* Records shown:
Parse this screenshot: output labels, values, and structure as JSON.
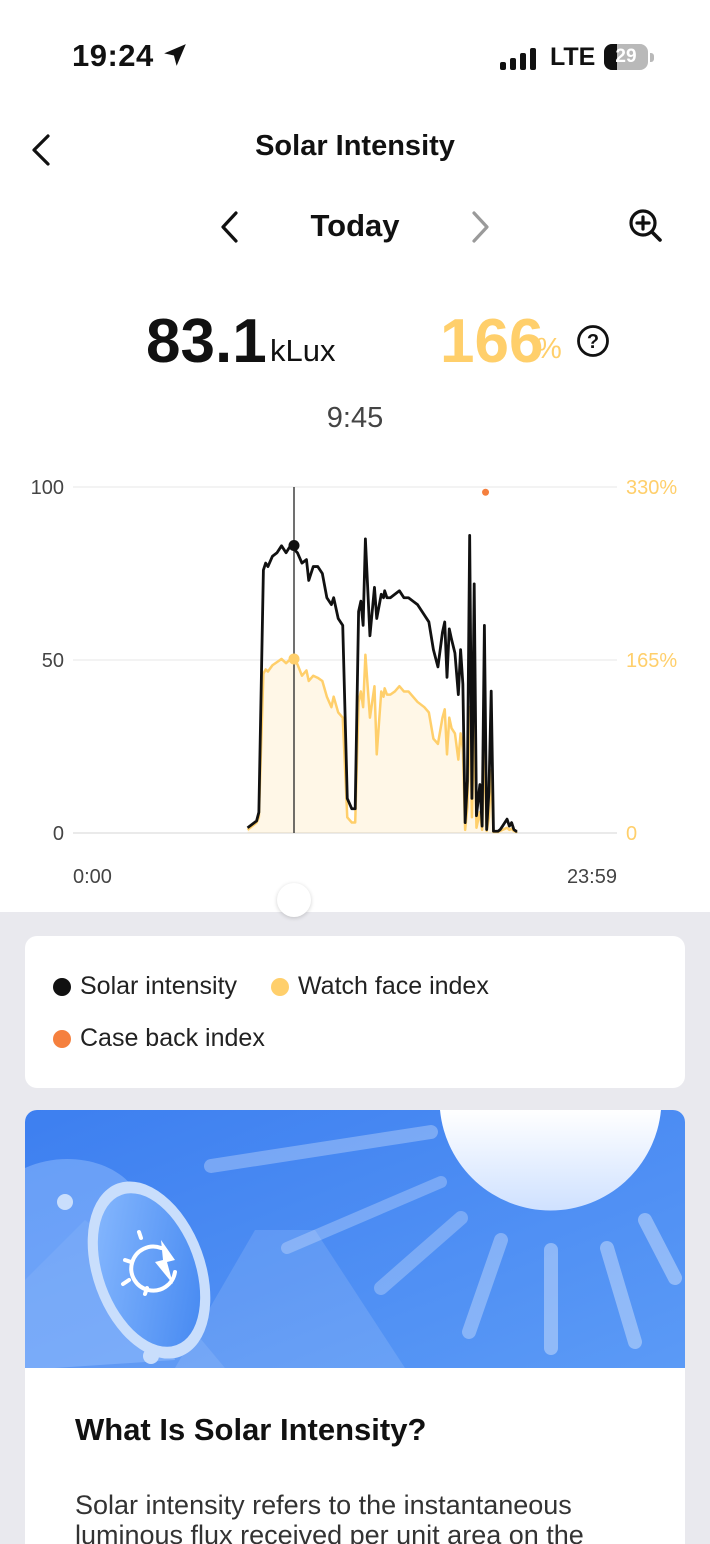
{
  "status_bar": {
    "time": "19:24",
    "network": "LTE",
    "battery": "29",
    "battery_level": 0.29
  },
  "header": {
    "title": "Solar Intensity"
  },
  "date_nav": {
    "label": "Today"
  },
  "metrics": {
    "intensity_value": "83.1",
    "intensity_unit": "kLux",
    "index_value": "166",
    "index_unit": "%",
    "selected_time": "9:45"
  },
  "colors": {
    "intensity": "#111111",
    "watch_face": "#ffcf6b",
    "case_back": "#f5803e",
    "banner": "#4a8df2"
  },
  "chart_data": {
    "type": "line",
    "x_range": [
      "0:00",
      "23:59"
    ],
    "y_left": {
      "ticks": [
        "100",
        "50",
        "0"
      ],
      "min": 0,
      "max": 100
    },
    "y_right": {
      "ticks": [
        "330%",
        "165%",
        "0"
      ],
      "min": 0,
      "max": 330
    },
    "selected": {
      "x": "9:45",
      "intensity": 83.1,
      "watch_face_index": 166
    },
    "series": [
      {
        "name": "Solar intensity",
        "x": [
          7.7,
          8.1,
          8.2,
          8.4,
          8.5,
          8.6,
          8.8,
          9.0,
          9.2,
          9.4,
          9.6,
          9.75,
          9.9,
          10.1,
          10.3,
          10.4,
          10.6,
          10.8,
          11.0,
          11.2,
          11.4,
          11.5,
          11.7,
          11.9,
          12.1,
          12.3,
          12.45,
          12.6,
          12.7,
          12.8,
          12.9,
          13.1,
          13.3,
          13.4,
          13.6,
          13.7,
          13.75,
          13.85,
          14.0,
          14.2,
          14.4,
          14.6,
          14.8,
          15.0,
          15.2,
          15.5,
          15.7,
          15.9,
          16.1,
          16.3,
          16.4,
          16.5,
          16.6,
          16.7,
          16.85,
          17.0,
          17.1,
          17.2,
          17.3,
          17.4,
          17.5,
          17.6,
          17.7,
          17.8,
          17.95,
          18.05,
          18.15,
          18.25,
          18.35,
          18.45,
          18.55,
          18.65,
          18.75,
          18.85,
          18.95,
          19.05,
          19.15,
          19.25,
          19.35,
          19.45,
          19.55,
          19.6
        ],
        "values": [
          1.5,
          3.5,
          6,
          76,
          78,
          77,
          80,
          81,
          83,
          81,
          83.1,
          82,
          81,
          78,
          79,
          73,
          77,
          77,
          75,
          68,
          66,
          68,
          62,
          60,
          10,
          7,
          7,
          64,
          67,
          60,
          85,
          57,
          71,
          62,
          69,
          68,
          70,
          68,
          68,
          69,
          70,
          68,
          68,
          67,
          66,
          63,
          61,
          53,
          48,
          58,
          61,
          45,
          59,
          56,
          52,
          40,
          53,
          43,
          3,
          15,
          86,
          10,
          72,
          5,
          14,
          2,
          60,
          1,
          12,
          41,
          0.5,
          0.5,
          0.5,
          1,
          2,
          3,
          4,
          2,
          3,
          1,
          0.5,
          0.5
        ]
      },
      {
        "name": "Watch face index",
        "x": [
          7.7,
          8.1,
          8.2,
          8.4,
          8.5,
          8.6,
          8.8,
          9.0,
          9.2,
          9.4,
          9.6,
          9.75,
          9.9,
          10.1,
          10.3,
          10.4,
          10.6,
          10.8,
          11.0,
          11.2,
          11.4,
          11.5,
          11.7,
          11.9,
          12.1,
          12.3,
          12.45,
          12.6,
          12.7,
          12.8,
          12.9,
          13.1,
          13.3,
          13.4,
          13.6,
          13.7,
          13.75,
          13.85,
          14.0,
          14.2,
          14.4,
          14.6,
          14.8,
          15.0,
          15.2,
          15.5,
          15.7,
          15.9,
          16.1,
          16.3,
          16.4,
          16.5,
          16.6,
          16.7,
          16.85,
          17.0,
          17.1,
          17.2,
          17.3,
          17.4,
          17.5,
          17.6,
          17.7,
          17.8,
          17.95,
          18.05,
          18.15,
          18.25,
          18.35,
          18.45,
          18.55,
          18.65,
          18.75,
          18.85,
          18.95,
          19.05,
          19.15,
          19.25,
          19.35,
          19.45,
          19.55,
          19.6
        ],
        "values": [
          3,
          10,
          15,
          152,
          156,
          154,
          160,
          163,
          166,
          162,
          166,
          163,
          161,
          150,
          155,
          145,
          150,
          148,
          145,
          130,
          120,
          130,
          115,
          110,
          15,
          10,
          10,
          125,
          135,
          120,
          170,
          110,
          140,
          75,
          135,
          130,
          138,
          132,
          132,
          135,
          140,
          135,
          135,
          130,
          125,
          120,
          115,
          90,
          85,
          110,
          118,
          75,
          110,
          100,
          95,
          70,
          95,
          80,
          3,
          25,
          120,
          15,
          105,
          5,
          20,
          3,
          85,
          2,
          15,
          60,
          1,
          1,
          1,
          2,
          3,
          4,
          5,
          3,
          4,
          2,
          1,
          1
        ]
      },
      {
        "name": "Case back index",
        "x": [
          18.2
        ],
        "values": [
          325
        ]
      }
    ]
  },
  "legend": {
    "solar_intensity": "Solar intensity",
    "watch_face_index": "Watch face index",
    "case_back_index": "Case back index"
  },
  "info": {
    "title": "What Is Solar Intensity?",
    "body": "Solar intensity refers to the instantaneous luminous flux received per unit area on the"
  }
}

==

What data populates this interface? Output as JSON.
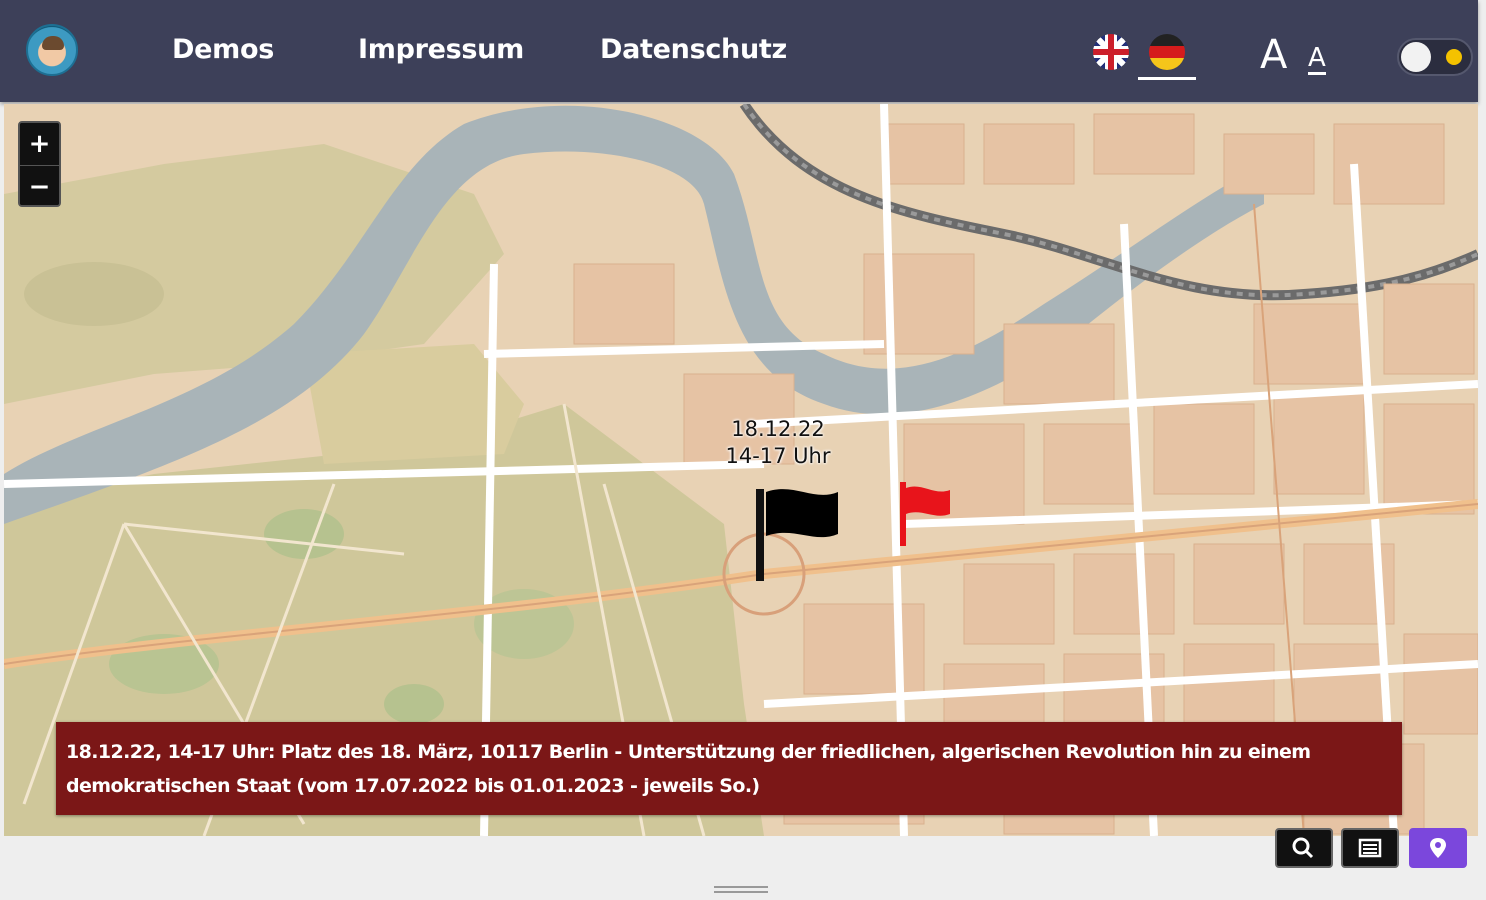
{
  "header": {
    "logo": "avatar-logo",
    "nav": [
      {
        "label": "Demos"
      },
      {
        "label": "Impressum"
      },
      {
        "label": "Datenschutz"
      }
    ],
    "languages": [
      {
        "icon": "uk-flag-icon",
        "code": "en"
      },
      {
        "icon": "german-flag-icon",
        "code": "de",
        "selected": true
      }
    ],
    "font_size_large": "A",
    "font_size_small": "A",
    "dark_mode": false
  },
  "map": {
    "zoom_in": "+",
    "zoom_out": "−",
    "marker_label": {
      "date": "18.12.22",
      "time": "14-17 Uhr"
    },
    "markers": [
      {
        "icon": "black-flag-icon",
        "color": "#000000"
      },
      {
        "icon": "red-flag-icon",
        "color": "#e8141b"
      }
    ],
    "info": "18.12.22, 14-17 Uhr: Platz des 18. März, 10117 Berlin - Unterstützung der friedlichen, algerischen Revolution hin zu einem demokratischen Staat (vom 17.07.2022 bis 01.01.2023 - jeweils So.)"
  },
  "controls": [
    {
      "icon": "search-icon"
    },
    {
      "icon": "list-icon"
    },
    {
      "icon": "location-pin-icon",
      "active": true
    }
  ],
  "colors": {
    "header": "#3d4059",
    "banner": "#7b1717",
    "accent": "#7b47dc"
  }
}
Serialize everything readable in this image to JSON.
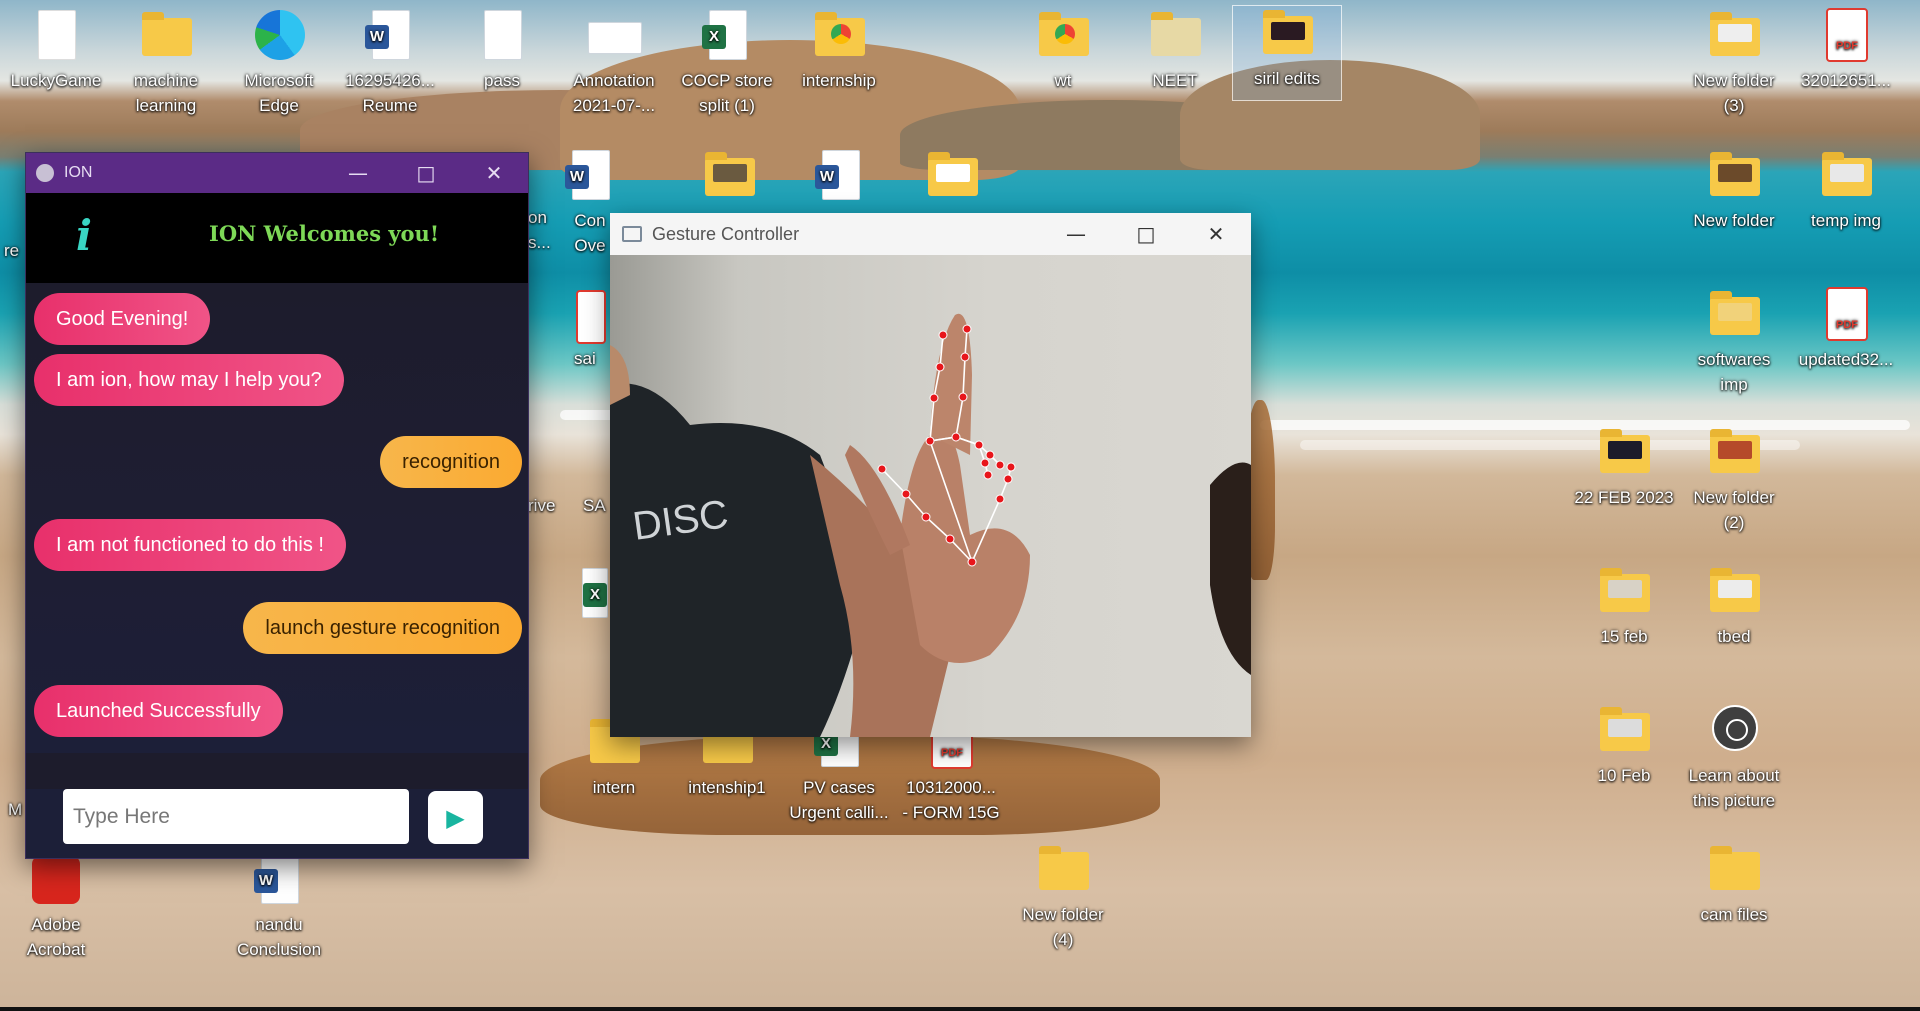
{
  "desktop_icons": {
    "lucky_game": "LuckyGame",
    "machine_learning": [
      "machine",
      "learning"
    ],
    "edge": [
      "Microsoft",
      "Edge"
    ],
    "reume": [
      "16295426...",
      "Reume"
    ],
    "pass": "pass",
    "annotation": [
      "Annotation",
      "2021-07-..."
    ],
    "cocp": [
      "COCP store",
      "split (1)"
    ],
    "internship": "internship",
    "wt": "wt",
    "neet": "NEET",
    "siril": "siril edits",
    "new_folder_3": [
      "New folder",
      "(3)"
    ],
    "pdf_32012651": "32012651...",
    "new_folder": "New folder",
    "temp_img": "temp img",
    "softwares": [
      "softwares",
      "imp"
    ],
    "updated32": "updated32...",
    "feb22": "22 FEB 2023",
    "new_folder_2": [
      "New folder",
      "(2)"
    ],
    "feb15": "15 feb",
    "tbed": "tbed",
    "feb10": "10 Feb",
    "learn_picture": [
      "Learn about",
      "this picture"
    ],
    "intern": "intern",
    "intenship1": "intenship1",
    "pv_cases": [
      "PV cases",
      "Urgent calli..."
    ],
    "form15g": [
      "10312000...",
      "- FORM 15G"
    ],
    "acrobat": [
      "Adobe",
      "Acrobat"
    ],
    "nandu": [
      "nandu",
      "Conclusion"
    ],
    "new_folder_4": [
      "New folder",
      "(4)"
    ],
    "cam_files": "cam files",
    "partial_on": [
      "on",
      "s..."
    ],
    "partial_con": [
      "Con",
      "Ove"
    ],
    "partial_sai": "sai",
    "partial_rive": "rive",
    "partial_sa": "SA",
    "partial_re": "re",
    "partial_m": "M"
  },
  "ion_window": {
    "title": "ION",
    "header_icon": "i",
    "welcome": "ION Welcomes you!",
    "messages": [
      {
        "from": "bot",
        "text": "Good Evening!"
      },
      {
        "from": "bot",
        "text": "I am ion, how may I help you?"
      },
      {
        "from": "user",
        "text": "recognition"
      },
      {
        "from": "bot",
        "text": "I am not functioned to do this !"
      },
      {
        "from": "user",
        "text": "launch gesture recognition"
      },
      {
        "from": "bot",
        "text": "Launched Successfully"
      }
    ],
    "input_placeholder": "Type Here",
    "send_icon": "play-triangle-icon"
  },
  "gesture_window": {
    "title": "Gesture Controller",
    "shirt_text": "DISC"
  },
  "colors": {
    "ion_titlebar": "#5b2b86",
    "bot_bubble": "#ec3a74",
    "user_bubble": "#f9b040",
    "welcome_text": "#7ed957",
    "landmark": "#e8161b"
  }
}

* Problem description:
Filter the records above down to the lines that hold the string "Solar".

* Problem solution:
    "title": "Solar Intensity"
        "name": "Solar intensity",
    "solar_intensity": "Solar intensity",
    "title": "What Is Solar Intensity?",
    "body": "Solar intensity refers to the instantaneous luminous flux received per unit area on the"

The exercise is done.